→ Your objective
Within the listing below, show every line that contains the word "göster".

→ Source material
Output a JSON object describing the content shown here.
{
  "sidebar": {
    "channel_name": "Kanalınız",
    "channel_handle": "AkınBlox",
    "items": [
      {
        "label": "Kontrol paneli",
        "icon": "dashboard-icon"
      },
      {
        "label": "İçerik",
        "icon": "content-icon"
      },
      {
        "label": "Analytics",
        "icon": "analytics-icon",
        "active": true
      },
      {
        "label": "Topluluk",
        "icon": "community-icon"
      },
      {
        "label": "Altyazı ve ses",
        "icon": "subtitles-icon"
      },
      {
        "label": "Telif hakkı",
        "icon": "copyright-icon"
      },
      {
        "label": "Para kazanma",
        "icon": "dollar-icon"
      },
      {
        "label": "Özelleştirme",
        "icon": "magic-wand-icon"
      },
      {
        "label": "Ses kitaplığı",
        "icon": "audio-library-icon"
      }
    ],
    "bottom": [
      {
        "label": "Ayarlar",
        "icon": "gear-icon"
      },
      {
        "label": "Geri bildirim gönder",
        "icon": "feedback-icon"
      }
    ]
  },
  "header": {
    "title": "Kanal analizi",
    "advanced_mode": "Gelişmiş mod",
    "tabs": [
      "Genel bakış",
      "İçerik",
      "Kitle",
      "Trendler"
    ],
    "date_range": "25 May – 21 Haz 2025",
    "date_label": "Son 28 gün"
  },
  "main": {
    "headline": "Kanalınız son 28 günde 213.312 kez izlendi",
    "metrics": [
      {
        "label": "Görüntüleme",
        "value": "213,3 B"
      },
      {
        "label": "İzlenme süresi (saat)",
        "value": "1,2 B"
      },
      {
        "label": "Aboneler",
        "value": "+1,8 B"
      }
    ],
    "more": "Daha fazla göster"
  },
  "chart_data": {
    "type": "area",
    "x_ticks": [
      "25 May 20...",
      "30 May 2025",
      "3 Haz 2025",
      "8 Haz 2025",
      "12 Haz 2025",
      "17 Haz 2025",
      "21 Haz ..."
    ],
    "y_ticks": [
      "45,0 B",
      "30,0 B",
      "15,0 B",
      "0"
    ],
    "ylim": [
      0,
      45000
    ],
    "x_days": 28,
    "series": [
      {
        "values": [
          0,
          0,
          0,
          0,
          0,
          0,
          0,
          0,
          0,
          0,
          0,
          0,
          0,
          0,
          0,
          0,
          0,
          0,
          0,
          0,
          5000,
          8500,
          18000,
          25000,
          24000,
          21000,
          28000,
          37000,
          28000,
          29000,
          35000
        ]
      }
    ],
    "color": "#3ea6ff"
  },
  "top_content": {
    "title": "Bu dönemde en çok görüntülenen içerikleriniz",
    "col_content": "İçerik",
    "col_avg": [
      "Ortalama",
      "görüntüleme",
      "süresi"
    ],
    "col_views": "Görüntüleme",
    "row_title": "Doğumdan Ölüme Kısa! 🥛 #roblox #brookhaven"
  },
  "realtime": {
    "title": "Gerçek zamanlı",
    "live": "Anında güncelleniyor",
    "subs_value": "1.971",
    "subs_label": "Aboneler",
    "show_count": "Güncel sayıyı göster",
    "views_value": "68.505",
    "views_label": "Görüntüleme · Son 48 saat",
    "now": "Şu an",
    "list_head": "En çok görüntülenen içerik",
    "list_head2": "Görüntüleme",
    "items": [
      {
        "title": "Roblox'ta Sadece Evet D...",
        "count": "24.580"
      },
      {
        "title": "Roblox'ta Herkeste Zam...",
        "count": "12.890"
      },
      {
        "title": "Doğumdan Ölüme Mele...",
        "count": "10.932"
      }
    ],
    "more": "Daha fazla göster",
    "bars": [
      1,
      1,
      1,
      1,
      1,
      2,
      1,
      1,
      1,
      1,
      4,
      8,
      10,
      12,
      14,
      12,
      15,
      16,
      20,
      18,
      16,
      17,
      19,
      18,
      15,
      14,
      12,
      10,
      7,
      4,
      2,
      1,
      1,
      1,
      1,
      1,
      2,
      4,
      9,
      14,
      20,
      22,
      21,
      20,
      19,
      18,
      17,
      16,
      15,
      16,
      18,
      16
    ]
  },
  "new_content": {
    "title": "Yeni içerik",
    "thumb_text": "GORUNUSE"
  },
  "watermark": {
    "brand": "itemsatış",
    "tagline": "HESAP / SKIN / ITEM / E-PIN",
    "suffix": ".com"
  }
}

→ Response to the exercise
    "more": "Daha fazla göster"
    "show_count": "Güncel sayıyı göster",
    "more": "Daha fazla göster",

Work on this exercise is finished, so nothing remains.